| Task prompt |
Write the listing below again, word for word.

[Opening Data shown section]

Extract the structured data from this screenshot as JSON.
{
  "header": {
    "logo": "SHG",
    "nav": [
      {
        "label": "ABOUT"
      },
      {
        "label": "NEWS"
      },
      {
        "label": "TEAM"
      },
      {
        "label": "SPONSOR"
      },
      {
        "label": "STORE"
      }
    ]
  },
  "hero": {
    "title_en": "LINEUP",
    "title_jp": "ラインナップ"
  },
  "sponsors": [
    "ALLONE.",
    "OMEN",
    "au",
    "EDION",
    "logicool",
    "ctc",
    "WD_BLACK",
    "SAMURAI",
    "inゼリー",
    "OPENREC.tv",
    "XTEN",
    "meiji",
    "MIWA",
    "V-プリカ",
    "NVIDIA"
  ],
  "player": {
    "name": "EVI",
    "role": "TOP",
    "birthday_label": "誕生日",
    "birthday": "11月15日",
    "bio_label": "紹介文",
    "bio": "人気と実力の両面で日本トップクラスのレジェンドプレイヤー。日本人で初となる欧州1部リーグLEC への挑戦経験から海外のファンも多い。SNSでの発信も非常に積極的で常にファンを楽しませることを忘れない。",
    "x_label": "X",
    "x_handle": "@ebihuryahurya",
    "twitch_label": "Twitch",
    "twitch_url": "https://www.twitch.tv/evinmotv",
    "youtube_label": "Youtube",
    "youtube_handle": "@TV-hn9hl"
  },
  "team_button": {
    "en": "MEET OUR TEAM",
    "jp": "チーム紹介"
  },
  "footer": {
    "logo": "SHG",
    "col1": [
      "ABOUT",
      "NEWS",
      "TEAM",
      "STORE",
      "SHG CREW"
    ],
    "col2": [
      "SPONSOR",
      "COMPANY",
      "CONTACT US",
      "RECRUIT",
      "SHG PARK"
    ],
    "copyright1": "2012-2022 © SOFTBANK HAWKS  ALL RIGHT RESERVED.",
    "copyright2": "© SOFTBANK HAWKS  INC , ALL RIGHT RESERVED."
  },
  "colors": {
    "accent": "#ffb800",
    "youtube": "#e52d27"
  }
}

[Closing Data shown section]

| Solution |
Extract the structured data from this screenshot as JSON.
{
  "header": {
    "logo": "SHG",
    "nav": [
      {
        "label": "ABOUT"
      },
      {
        "label": "NEWS"
      },
      {
        "label": "TEAM"
      },
      {
        "label": "SPONSOR"
      },
      {
        "label": "STORE"
      }
    ]
  },
  "hero": {
    "title_en": "LINEUP",
    "title_jp": "ラインナップ"
  },
  "sponsors": [
    "ALLONE.",
    "OMEN",
    "au",
    "EDION",
    "logicool",
    "ctc",
    "WD_BLACK",
    "SAMURAI",
    "inゼリー",
    "OPENREC.tv",
    "XTEN",
    "meiji",
    "MIWA",
    "V-プリカ",
    "NVIDIA"
  ],
  "player": {
    "name": "EVI",
    "role": "TOP",
    "birthday_label": "誕生日",
    "birthday": "11月15日",
    "bio_label": "紹介文",
    "bio": "人気と実力の両面で日本トップクラスのレジェンドプレイヤー。日本人で初となる欧州1部リーグLEC への挑戦経験から海外のファンも多い。SNSでの発信も非常に積極的で常にファンを楽しませることを忘れない。",
    "x_label": "X",
    "x_handle": "@ebihuryahurya",
    "twitch_label": "Twitch",
    "twitch_url": "https://www.twitch.tv/evinmotv",
    "youtube_label": "Youtube",
    "youtube_handle": "@TV-hn9hl"
  },
  "team_button": {
    "en": "MEET OUR TEAM",
    "jp": "チーム紹介"
  },
  "footer": {
    "logo": "SHG",
    "col1": [
      "ABOUT",
      "NEWS",
      "TEAM",
      "STORE",
      "SHG CREW"
    ],
    "col2": [
      "SPONSOR",
      "COMPANY",
      "CONTACT US",
      "RECRUIT",
      "SHG PARK"
    ],
    "copyright1": "2012-2022 © SOFTBANK HAWKS  ALL RIGHT RESERVED.",
    "copyright2": "© SOFTBANK HAWKS  INC , ALL RIGHT RESERVED."
  },
  "colors": {
    "accent": "#ffb800",
    "youtube": "#e52d27"
  }
}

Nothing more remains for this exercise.